** Task objective **
Would you mind restating all of the records word for word, skipping the pictures?

(Data records for software interfaces)

####

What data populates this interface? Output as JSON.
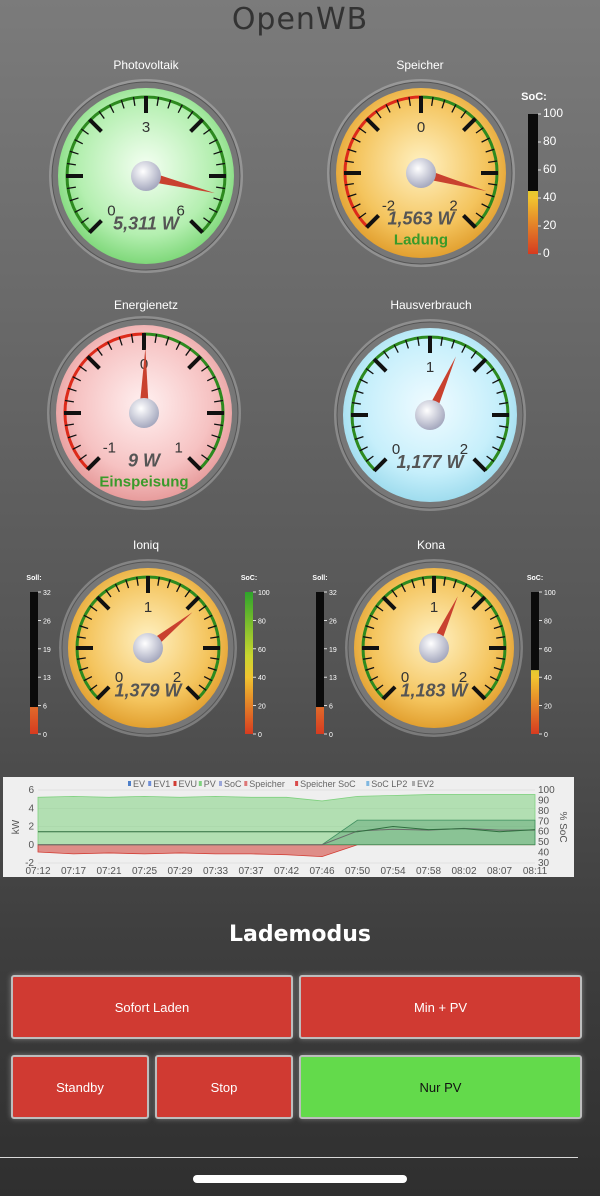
{
  "app_title": "OpenWB",
  "colors": {
    "button_red": "#d03a32",
    "button_green": "#63da4b",
    "arc_green": "#2d8a1f",
    "arc_red": "#dd2a1a"
  },
  "gauges": [
    {
      "name": "photovoltaik",
      "label": "Photovoltaik",
      "min": 0,
      "max": 6,
      "ticks": [
        "0",
        "3",
        "6"
      ],
      "value_text": "5,311 W",
      "sub_text": "",
      "value": 5.311,
      "face": "green",
      "arcs": [
        [
          0,
          6,
          "green"
        ]
      ],
      "needle": "red-long"
    },
    {
      "name": "speicher",
      "label": "Speicher",
      "min": -2,
      "max": 2,
      "ticks": [
        "-2",
        "0",
        "2"
      ],
      "value_text": "1,563 W",
      "sub_text": "Ladung",
      "value": 1.563,
      "face": "orange",
      "arcs": [
        [
          -2,
          0,
          "red"
        ],
        [
          0,
          2,
          "green"
        ]
      ],
      "needle": "red-long"
    },
    {
      "name": "energienetz",
      "label": "Energienetz",
      "min": -1,
      "max": 1,
      "ticks": [
        "-1",
        "0",
        "1"
      ],
      "value_text": "9 W",
      "sub_text": "Einspeisung",
      "value": 0.009,
      "face": "red",
      "arcs": [
        [
          -1,
          0,
          "red"
        ],
        [
          0,
          1,
          "green"
        ]
      ],
      "needle": "red"
    },
    {
      "name": "hausverbrauch",
      "label": "Hausverbrauch",
      "min": 0,
      "max": 2,
      "ticks": [
        "0",
        "1",
        "2"
      ],
      "value_text": "1,177 W",
      "sub_text": "",
      "value": 1.177,
      "face": "blue",
      "arcs": [
        [
          0,
          2,
          "green"
        ]
      ],
      "needle": "red"
    },
    {
      "name": "ioniq",
      "label": "Ioniq",
      "min": 0,
      "max": 2,
      "ticks": [
        "0",
        "1",
        "2"
      ],
      "value_text": "1,379 W",
      "sub_text": "",
      "value": 1.379,
      "face": "orange",
      "arcs": [
        [
          0,
          2,
          "green"
        ]
      ],
      "needle": "red"
    },
    {
      "name": "kona",
      "label": "Kona",
      "min": 0,
      "max": 2,
      "ticks": [
        "0",
        "1",
        "2"
      ],
      "value_text": "1,183 W",
      "sub_text": "",
      "value": 1.183,
      "face": "orange",
      "arcs": [
        [
          0,
          2,
          "green"
        ]
      ],
      "needle": "red"
    }
  ],
  "bars": {
    "speicher_soc": {
      "label": "SoC:",
      "ticks": [
        "100",
        "80",
        "60",
        "40",
        "20",
        "0"
      ],
      "value_fraction": 0.45,
      "scheme": "soc"
    },
    "ioniq_soll": {
      "label": "Soll:",
      "ticks": [
        "32",
        "26",
        "19",
        "13",
        "6",
        "0"
      ],
      "value_fraction": 0.19,
      "scheme": "soll"
    },
    "ioniq_soc": {
      "label": "SoC:",
      "ticks": [
        "100",
        "80",
        "60",
        "40",
        "20",
        "0"
      ],
      "value_fraction": 1.0,
      "scheme": "soc"
    },
    "kona_soll": {
      "label": "Soll:",
      "ticks": [
        "32",
        "26",
        "19",
        "13",
        "6",
        "0"
      ],
      "value_fraction": 0.19,
      "scheme": "soll"
    },
    "kona_soc": {
      "label": "SoC:",
      "ticks": [
        "100",
        "80",
        "60",
        "40",
        "20",
        "0"
      ],
      "value_fraction": 0.45,
      "scheme": "soc"
    }
  },
  "chart_data": {
    "type": "area",
    "xlabel": "",
    "ylabel": "kW",
    "y2label": "% SoC",
    "ylim": [
      -2,
      6
    ],
    "y2lim": [
      30,
      100
    ],
    "yticks": [
      "6",
      "4",
      "2",
      "0",
      "-2"
    ],
    "y2ticks": [
      "100",
      "90",
      "80",
      "70",
      "60",
      "50",
      "40",
      "30"
    ],
    "categories": [
      "07:12",
      "07:17",
      "07:21",
      "07:25",
      "07:29",
      "07:33",
      "07:37",
      "07:42",
      "07:46",
      "07:50",
      "07:54",
      "07:58",
      "08:02",
      "08:07",
      "08:11"
    ],
    "legend": [
      "EV",
      "EV1",
      "EVU",
      "PV",
      "SoC",
      "Speicher",
      "Speicher SoC",
      "SoC LP2",
      "EV2"
    ],
    "legend_colors": [
      "#4e7fc8",
      "#6f8fd8",
      "#d23c33",
      "#7fd17f",
      "#9aa6d9",
      "#d77",
      "#d94b4b",
      "#7fb7e0",
      "#aaa"
    ],
    "series": [
      {
        "name": "PV",
        "values": [
          5.2,
          5.3,
          5.2,
          5.3,
          5.2,
          5.3,
          5.2,
          5.2,
          4.8,
          5.3,
          5.4,
          5.5,
          5.5,
          5.5,
          5.5
        ]
      },
      {
        "name": "EVU",
        "values": [
          -0.8,
          -1.0,
          -0.9,
          -1.0,
          -0.9,
          -1.0,
          -1.0,
          -1.1,
          -1.3,
          0.0,
          0.0,
          0.0,
          0.0,
          0.0,
          0.0
        ]
      },
      {
        "name": "EV",
        "values": [
          0,
          0,
          0,
          0,
          0,
          0,
          0,
          0,
          0,
          2.7,
          2.7,
          2.7,
          2.7,
          2.7,
          2.7
        ]
      },
      {
        "name": "SoC",
        "values": [
          60,
          60,
          60,
          60,
          60,
          60,
          60,
          60,
          60,
          60,
          65,
          62,
          63,
          60,
          62
        ]
      },
      {
        "name": "Speicher",
        "values": [
          0,
          0,
          0,
          0,
          0,
          0,
          0,
          0,
          0,
          1.5,
          1.7,
          1.6,
          1.8,
          1.6,
          1.6
        ]
      }
    ]
  },
  "ladeModus": {
    "title": "Lademodus",
    "buttons": [
      {
        "name": "sofort-laden-button",
        "label": "Sofort Laden",
        "active": false
      },
      {
        "name": "min-pv-button",
        "label": "Min + PV",
        "active": false
      },
      {
        "name": "standby-button",
        "label": "Standby",
        "active": false
      },
      {
        "name": "stop-button",
        "label": "Stop",
        "active": false
      },
      {
        "name": "nur-pv-button",
        "label": "Nur PV",
        "active": true
      }
    ]
  }
}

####

** Answer to the exercise **
What data populates this interface? Output as JSON.
{
  "app_title": "OpenWB",
  "colors": {
    "button_red": "#d03a32",
    "button_green": "#63da4b",
    "arc_green": "#2d8a1f",
    "arc_red": "#dd2a1a"
  },
  "gauges": [
    {
      "name": "photovoltaik",
      "label": "Photovoltaik",
      "min": 0,
      "max": 6,
      "ticks": [
        "0",
        "3",
        "6"
      ],
      "value_text": "5,311 W",
      "sub_text": "",
      "value": 5.311,
      "face": "green",
      "arcs": [
        [
          0,
          6,
          "green"
        ]
      ],
      "needle": "red-long"
    },
    {
      "name": "speicher",
      "label": "Speicher",
      "min": -2,
      "max": 2,
      "ticks": [
        "-2",
        "0",
        "2"
      ],
      "value_text": "1,563 W",
      "sub_text": "Ladung",
      "value": 1.563,
      "face": "orange",
      "arcs": [
        [
          -2,
          0,
          "red"
        ],
        [
          0,
          2,
          "green"
        ]
      ],
      "needle": "red-long"
    },
    {
      "name": "energienetz",
      "label": "Energienetz",
      "min": -1,
      "max": 1,
      "ticks": [
        "-1",
        "0",
        "1"
      ],
      "value_text": "9 W",
      "sub_text": "Einspeisung",
      "value": 0.009,
      "face": "red",
      "arcs": [
        [
          -1,
          0,
          "red"
        ],
        [
          0,
          1,
          "green"
        ]
      ],
      "needle": "red"
    },
    {
      "name": "hausverbrauch",
      "label": "Hausverbrauch",
      "min": 0,
      "max": 2,
      "ticks": [
        "0",
        "1",
        "2"
      ],
      "value_text": "1,177 W",
      "sub_text": "",
      "value": 1.177,
      "face": "blue",
      "arcs": [
        [
          0,
          2,
          "green"
        ]
      ],
      "needle": "red"
    },
    {
      "name": "ioniq",
      "label": "Ioniq",
      "min": 0,
      "max": 2,
      "ticks": [
        "0",
        "1",
        "2"
      ],
      "value_text": "1,379 W",
      "sub_text": "",
      "value": 1.379,
      "face": "orange",
      "arcs": [
        [
          0,
          2,
          "green"
        ]
      ],
      "needle": "red"
    },
    {
      "name": "kona",
      "label": "Kona",
      "min": 0,
      "max": 2,
      "ticks": [
        "0",
        "1",
        "2"
      ],
      "value_text": "1,183 W",
      "sub_text": "",
      "value": 1.183,
      "face": "orange",
      "arcs": [
        [
          0,
          2,
          "green"
        ]
      ],
      "needle": "red"
    }
  ],
  "bars": {
    "speicher_soc": {
      "label": "SoC:",
      "ticks": [
        "100",
        "80",
        "60",
        "40",
        "20",
        "0"
      ],
      "value_fraction": 0.45,
      "scheme": "soc"
    },
    "ioniq_soll": {
      "label": "Soll:",
      "ticks": [
        "32",
        "26",
        "19",
        "13",
        "6",
        "0"
      ],
      "value_fraction": 0.19,
      "scheme": "soll"
    },
    "ioniq_soc": {
      "label": "SoC:",
      "ticks": [
        "100",
        "80",
        "60",
        "40",
        "20",
        "0"
      ],
      "value_fraction": 1.0,
      "scheme": "soc"
    },
    "kona_soll": {
      "label": "Soll:",
      "ticks": [
        "32",
        "26",
        "19",
        "13",
        "6",
        "0"
      ],
      "value_fraction": 0.19,
      "scheme": "soll"
    },
    "kona_soc": {
      "label": "SoC:",
      "ticks": [
        "100",
        "80",
        "60",
        "40",
        "20",
        "0"
      ],
      "value_fraction": 0.45,
      "scheme": "soc"
    }
  },
  "chart_data": {
    "type": "area",
    "xlabel": "",
    "ylabel": "kW",
    "y2label": "% SoC",
    "ylim": [
      -2,
      6
    ],
    "y2lim": [
      30,
      100
    ],
    "yticks": [
      "6",
      "4",
      "2",
      "0",
      "-2"
    ],
    "y2ticks": [
      "100",
      "90",
      "80",
      "70",
      "60",
      "50",
      "40",
      "30"
    ],
    "categories": [
      "07:12",
      "07:17",
      "07:21",
      "07:25",
      "07:29",
      "07:33",
      "07:37",
      "07:42",
      "07:46",
      "07:50",
      "07:54",
      "07:58",
      "08:02",
      "08:07",
      "08:11"
    ],
    "legend": [
      "EV",
      "EV1",
      "EVU",
      "PV",
      "SoC",
      "Speicher",
      "Speicher SoC",
      "SoC LP2",
      "EV2"
    ],
    "legend_colors": [
      "#4e7fc8",
      "#6f8fd8",
      "#d23c33",
      "#7fd17f",
      "#9aa6d9",
      "#d77",
      "#d94b4b",
      "#7fb7e0",
      "#aaa"
    ],
    "series": [
      {
        "name": "PV",
        "values": [
          5.2,
          5.3,
          5.2,
          5.3,
          5.2,
          5.3,
          5.2,
          5.2,
          4.8,
          5.3,
          5.4,
          5.5,
          5.5,
          5.5,
          5.5
        ]
      },
      {
        "name": "EVU",
        "values": [
          -0.8,
          -1.0,
          -0.9,
          -1.0,
          -0.9,
          -1.0,
          -1.0,
          -1.1,
          -1.3,
          0.0,
          0.0,
          0.0,
          0.0,
          0.0,
          0.0
        ]
      },
      {
        "name": "EV",
        "values": [
          0,
          0,
          0,
          0,
          0,
          0,
          0,
          0,
          0,
          2.7,
          2.7,
          2.7,
          2.7,
          2.7,
          2.7
        ]
      },
      {
        "name": "SoC",
        "values": [
          60,
          60,
          60,
          60,
          60,
          60,
          60,
          60,
          60,
          60,
          65,
          62,
          63,
          60,
          62
        ]
      },
      {
        "name": "Speicher",
        "values": [
          0,
          0,
          0,
          0,
          0,
          0,
          0,
          0,
          0,
          1.5,
          1.7,
          1.6,
          1.8,
          1.6,
          1.6
        ]
      }
    ]
  },
  "ladeModus": {
    "title": "Lademodus",
    "buttons": [
      {
        "name": "sofort-laden-button",
        "label": "Sofort Laden",
        "active": false
      },
      {
        "name": "min-pv-button",
        "label": "Min + PV",
        "active": false
      },
      {
        "name": "standby-button",
        "label": "Standby",
        "active": false
      },
      {
        "name": "stop-button",
        "label": "Stop",
        "active": false
      },
      {
        "name": "nur-pv-button",
        "label": "Nur PV",
        "active": true
      }
    ]
  }
}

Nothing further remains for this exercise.